---------- Excerpted records

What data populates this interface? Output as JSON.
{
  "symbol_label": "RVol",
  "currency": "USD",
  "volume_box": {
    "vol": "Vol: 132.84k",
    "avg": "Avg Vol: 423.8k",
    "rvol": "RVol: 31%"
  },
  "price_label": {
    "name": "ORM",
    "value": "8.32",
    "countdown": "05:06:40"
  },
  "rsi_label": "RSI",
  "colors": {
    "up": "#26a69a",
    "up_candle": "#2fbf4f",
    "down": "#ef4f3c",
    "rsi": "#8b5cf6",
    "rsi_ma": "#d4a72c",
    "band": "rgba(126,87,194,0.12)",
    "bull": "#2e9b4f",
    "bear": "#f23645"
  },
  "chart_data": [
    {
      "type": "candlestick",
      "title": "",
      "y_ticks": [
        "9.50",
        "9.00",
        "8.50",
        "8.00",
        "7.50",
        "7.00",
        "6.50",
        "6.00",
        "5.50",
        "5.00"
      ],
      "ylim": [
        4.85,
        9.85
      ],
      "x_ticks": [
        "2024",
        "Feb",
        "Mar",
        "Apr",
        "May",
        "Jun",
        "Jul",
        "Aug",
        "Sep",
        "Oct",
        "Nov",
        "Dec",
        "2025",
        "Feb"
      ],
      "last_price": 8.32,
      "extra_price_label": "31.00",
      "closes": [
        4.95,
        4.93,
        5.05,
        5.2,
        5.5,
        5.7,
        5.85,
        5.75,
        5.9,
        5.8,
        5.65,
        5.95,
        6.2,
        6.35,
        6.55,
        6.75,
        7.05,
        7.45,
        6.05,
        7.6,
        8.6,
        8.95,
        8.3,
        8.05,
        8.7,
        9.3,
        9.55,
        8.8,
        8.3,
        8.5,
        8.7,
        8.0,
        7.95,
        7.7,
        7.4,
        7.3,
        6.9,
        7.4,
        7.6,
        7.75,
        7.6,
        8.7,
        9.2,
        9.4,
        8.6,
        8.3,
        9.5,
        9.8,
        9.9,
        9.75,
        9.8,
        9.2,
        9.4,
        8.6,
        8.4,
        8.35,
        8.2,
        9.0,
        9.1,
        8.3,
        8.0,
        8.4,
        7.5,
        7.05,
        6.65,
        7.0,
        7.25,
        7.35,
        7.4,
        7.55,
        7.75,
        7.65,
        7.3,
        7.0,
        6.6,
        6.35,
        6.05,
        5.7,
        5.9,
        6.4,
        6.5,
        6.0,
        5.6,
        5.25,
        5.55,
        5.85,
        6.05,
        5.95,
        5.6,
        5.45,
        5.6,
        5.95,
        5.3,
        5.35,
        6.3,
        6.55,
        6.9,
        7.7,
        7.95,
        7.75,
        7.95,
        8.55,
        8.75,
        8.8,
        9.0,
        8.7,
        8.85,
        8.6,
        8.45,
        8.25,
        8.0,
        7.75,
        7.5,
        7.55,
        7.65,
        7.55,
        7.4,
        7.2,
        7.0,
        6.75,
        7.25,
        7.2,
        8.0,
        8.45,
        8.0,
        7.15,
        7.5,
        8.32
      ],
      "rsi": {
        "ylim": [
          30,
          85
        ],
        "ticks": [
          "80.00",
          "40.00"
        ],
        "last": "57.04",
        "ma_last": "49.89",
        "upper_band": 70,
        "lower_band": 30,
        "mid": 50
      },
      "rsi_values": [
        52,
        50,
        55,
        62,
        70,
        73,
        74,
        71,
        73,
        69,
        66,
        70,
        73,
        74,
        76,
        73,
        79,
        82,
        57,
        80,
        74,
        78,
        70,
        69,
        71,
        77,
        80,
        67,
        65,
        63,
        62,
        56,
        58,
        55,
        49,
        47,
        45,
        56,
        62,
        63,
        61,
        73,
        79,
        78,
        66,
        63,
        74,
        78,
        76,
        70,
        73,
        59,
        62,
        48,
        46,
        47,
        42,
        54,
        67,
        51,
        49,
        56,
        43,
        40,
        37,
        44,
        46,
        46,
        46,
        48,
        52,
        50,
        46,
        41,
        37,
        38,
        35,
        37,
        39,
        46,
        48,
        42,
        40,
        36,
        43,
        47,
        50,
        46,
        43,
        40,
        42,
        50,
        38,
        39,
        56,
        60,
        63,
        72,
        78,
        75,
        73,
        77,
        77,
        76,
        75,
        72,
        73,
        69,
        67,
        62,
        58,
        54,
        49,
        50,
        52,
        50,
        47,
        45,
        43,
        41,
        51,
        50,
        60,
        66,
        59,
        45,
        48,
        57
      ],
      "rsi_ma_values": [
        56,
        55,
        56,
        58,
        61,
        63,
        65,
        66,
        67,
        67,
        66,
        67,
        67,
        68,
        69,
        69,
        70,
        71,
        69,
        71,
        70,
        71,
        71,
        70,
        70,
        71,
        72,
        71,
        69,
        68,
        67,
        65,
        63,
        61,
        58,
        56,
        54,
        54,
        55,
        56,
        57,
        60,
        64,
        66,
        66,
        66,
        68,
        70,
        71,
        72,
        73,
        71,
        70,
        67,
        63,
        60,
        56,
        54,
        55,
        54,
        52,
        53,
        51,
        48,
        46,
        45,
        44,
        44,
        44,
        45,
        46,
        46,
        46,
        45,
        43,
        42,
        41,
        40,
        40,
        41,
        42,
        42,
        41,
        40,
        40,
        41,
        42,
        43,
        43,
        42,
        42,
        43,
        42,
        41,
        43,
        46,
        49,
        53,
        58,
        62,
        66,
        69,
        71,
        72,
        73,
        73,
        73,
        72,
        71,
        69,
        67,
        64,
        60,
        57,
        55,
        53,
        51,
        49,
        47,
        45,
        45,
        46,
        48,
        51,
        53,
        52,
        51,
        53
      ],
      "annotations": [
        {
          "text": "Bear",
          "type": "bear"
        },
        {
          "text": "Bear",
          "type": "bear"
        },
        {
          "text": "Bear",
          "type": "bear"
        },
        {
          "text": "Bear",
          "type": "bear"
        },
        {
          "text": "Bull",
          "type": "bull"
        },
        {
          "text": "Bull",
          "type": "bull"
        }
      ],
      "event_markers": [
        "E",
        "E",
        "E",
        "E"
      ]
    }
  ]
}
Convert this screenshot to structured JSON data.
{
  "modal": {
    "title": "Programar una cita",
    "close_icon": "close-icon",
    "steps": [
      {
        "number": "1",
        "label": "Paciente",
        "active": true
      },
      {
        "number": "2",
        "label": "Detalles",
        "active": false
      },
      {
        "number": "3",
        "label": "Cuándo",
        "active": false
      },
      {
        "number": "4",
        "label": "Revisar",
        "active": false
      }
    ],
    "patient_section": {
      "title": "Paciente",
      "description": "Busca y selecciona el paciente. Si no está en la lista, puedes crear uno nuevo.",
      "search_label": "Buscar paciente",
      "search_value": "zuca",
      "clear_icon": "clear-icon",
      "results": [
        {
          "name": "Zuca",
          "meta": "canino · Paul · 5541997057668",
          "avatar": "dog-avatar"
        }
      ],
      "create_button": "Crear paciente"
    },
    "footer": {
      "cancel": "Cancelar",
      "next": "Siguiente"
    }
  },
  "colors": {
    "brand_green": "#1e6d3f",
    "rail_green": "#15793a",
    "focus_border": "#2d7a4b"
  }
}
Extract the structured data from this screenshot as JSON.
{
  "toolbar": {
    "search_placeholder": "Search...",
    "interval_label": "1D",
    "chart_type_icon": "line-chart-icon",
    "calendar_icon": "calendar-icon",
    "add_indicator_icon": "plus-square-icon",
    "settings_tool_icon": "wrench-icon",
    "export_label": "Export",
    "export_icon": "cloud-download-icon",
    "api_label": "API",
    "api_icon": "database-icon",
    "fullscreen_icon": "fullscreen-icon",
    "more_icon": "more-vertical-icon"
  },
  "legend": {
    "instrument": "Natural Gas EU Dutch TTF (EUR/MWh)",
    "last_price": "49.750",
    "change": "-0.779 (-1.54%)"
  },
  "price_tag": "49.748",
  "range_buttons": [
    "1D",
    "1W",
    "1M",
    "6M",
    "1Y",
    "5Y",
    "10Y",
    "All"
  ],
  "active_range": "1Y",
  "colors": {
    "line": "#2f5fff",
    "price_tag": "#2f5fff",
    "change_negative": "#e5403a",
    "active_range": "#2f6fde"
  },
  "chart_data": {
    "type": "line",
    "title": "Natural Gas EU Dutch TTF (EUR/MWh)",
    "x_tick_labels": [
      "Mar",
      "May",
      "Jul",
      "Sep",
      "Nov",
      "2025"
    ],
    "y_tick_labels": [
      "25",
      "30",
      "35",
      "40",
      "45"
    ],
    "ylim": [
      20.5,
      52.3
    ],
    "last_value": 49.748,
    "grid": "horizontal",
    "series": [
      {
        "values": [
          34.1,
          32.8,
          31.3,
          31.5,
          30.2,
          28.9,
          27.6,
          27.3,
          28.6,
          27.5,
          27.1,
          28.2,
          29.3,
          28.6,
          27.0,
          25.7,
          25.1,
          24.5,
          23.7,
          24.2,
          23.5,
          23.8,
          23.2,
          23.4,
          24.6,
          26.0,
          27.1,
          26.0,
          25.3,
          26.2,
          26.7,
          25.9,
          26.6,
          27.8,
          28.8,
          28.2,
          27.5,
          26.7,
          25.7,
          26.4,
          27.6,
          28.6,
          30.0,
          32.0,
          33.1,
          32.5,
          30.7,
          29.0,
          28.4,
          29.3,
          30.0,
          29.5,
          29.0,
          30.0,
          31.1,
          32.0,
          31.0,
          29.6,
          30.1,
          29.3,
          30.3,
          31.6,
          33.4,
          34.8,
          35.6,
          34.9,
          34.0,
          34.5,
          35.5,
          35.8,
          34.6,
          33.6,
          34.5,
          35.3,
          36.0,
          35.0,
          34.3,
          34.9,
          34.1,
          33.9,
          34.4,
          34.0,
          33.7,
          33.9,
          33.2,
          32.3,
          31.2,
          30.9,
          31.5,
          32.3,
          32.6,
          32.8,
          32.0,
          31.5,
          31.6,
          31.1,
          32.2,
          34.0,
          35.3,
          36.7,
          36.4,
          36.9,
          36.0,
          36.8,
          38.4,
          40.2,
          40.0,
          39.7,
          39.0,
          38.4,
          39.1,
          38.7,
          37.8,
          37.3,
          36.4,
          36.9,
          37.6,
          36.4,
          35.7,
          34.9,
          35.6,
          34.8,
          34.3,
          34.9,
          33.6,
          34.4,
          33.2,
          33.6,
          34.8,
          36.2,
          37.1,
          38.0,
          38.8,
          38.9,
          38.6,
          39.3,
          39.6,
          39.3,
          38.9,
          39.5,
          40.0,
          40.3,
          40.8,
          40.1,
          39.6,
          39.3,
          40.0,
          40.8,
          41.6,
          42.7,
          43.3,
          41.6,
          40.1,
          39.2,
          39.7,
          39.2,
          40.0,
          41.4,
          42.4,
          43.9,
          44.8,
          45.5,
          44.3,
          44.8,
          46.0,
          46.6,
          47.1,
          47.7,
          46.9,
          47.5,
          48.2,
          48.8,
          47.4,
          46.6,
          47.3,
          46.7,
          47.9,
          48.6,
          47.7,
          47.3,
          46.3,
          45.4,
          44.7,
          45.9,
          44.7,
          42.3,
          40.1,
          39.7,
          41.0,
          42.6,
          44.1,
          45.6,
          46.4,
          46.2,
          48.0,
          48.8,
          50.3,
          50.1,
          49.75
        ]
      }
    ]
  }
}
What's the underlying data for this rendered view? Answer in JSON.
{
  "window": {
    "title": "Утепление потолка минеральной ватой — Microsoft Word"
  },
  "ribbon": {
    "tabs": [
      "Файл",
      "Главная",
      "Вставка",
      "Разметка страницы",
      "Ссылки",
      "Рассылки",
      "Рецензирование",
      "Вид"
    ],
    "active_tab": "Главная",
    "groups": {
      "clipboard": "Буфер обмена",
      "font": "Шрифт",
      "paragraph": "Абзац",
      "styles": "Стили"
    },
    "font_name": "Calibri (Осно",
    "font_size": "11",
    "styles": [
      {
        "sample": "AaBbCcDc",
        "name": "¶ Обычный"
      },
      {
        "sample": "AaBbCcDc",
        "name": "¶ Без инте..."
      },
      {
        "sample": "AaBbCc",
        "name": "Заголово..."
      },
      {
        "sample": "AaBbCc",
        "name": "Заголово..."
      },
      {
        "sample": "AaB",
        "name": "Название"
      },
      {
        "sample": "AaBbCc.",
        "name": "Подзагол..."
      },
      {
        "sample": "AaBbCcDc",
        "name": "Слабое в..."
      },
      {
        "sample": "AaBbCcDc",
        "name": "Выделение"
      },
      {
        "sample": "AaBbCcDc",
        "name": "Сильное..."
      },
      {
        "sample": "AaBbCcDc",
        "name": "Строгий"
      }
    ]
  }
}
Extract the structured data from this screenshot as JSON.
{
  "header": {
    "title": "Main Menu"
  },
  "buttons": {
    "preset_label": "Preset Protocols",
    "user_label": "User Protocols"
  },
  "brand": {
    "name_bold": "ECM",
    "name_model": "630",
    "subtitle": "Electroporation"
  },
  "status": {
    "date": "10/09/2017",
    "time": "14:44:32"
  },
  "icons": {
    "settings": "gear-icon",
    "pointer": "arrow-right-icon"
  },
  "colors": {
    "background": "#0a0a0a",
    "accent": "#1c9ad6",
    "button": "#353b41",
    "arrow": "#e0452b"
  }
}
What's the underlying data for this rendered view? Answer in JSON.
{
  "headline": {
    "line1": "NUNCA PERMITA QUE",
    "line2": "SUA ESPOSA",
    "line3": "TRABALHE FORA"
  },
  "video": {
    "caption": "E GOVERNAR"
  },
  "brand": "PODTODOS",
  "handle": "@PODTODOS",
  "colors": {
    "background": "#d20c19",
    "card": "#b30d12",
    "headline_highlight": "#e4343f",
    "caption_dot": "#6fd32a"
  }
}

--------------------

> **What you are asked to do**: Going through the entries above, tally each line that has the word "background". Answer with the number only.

> **Written answer**: 2